THE FIFTH COLUMN
My Life in Ruins (SABC3, 7pm); The Bank Job (e.TV, 8pm); The Voice (M-Net, 8pm). These are the shows you’ll miss, partially or completely, during Earth Hour on Saturday March 24. It’s noticeable that all three shows relate to the event, so let’s have a closer look.
The Voice is in its 13th season and therefore thoroughly missable. The voices in your head during Earth Hour will not be. Sitting in the dark, a strong voice — this you will identify as the voice of reason — will tell you what you are doing is admirable and “for the greater good”.
The voice will quickly morph into a much stronger, whiny sort of squeal that this is insane.
What difference does it make globally, the voice will say, to have a few appliances turned off for an hour? You’ve had a hard week, it will tell you, you deserve to be entertained.
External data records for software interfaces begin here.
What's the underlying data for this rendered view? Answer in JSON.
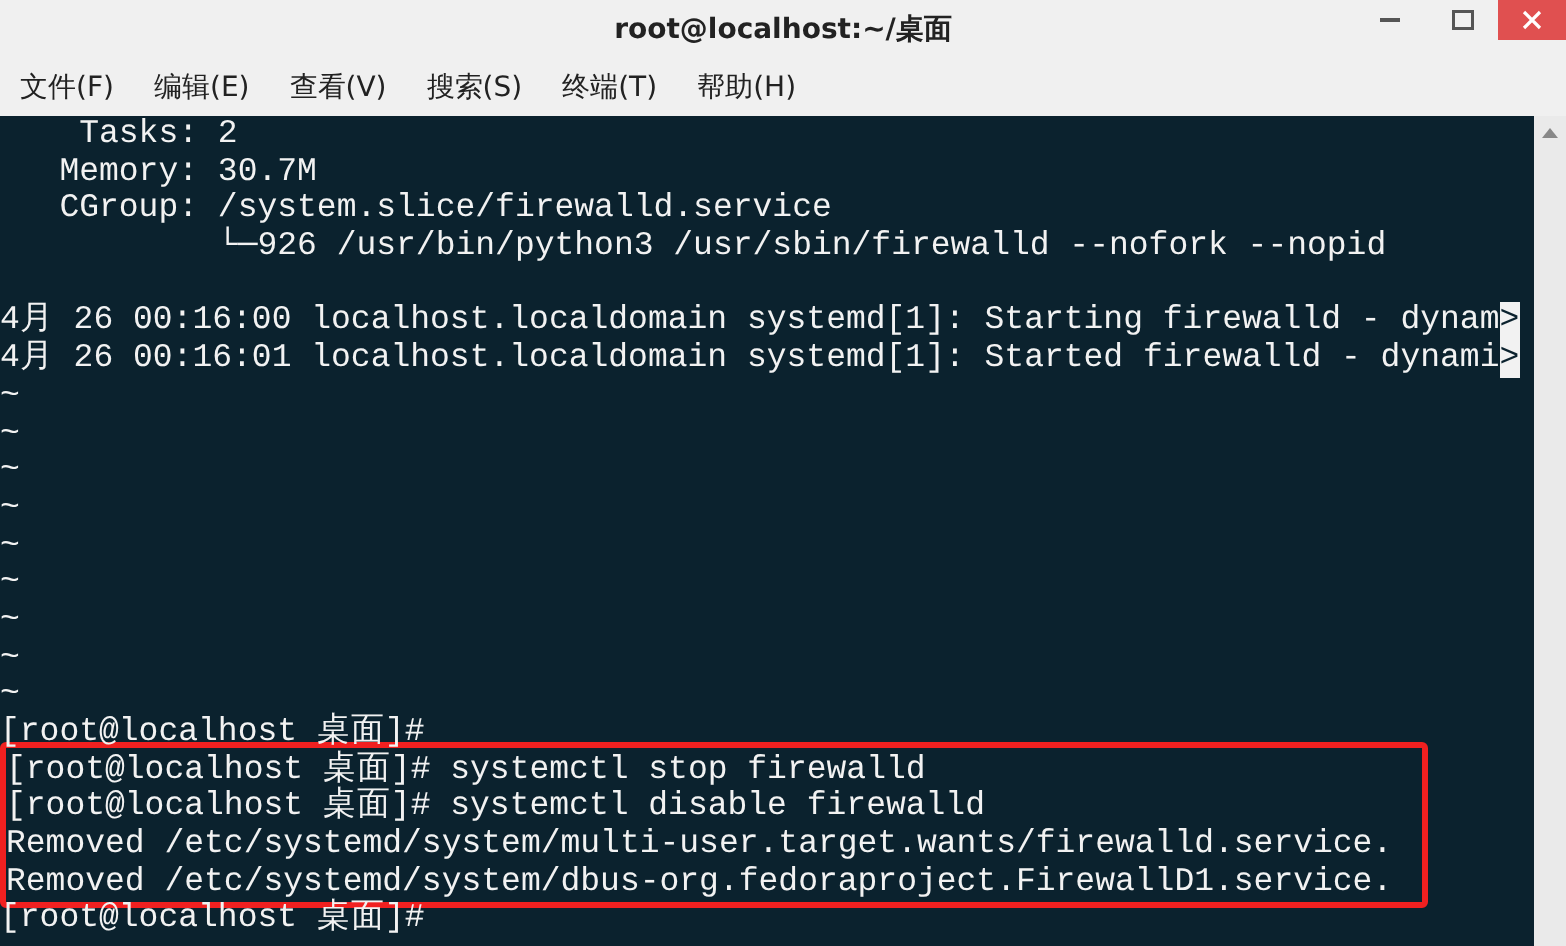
{
  "window": {
    "title": "root@localhost:~/桌面"
  },
  "menu": [
    "文件(F)",
    "编辑(E)",
    "查看(V)",
    "搜索(S)",
    "终端(T)",
    "帮助(H)"
  ],
  "terminal": {
    "blocks": [
      {
        "kind": "plain",
        "lines": [
          {
            "kind": "text",
            "text": "    Tasks: 2"
          },
          {
            "kind": "text",
            "text": "   Memory: 30.7M"
          },
          {
            "kind": "text",
            "text": "   CGroup: /system.slice/firewalld.service"
          },
          {
            "kind": "text",
            "text": "           └─926 /usr/bin/python3 /usr/sbin/firewalld --nofork --nopid"
          },
          {
            "kind": "blank"
          },
          {
            "kind": "text",
            "text": "4月 26 00:16:00 localhost.localdomain systemd[1]: Starting firewalld - dynam",
            "cut_marker": ">"
          },
          {
            "kind": "text",
            "text": "4月 26 00:16:01 localhost.localdomain systemd[1]: Started firewalld - dynami",
            "cut_marker": ">"
          },
          {
            "kind": "text",
            "text": "~"
          },
          {
            "kind": "text",
            "text": "~"
          },
          {
            "kind": "text",
            "text": "~"
          },
          {
            "kind": "text",
            "text": "~"
          },
          {
            "kind": "text",
            "text": "~"
          },
          {
            "kind": "text",
            "text": "~"
          },
          {
            "kind": "text",
            "text": "~"
          },
          {
            "kind": "text",
            "text": "~"
          },
          {
            "kind": "text",
            "text": "~"
          },
          {
            "kind": "text",
            "text": "[root@localhost 桌面]#"
          }
        ]
      },
      {
        "kind": "highlighted",
        "lines": [
          {
            "kind": "text",
            "text": "[root@localhost 桌面]# systemctl stop firewalld"
          },
          {
            "kind": "text",
            "text": "[root@localhost 桌面]# systemctl disable firewalld"
          },
          {
            "kind": "text",
            "text": "Removed /etc/systemd/system/multi-user.target.wants/firewalld.service."
          },
          {
            "kind": "text",
            "text": "Removed /etc/systemd/system/dbus-org.fedoraproject.FirewallD1.service."
          }
        ]
      },
      {
        "kind": "plain",
        "lines": [
          {
            "kind": "text",
            "text": "[root@localhost 桌面]#"
          }
        ]
      }
    ]
  }
}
Besides, it will go on, climate change hasn’t been proved beyond doubt, has it? Sure, there are signs — no polar bear should swim for 100km nonstop — but was the summer really that hot? And don’t they have hurricanes in the United States every year? And what does “in living memory” really mean?
(Hey, it’s the blind auditions, the voice goes, and you decided long ago that that’s not a confusing, borderline-offensive title. So you listen, get up and the turn on the TV and draw the curtains so no one can see. No one can see that when it comes down to it, you feel in your heart of hearts the Earth can suck it.)
The Bank Job is a movie starring Jason Statham about a 1971 bank heist in London. Earth Hour was launched in 2007, which makes it unlikely the heist was carried out during Earth Hour. (Heists have been carried out during Earth Hour since, which raises some questions about how this author thinks.)
Plans or no plans, a blackout will suck the energy right out of your Saturday night, leaving you with nothing else but to ponder the wider, ever-expanding ruins of your life seemingly with no end.
My Life in Ruins — Hollywood movie; happy ending — is the perfect antidote for such existential angst and available for free on SABC3. But as is the case with all movies, it demands a power outlet and at least a 200-watt supply.
Yes, Earth Hour may be a New Year’s Eve in reverse; the global celebration shrouded in darkness devoid of fireworks and live music. But rejoice, after 60 minutes of quiet contemplation listening to the house settle, the lights will come back on, the fridge will whirr — there is life in the kitchen! — and the sound of modems, TVs and hi-fis powering up for 365 more days of uninterrupted service will make it seem like the whole ordeal was just a bad dream.
Until next year, of course, when you’ll have to pit the future of the planet against your happiness once more.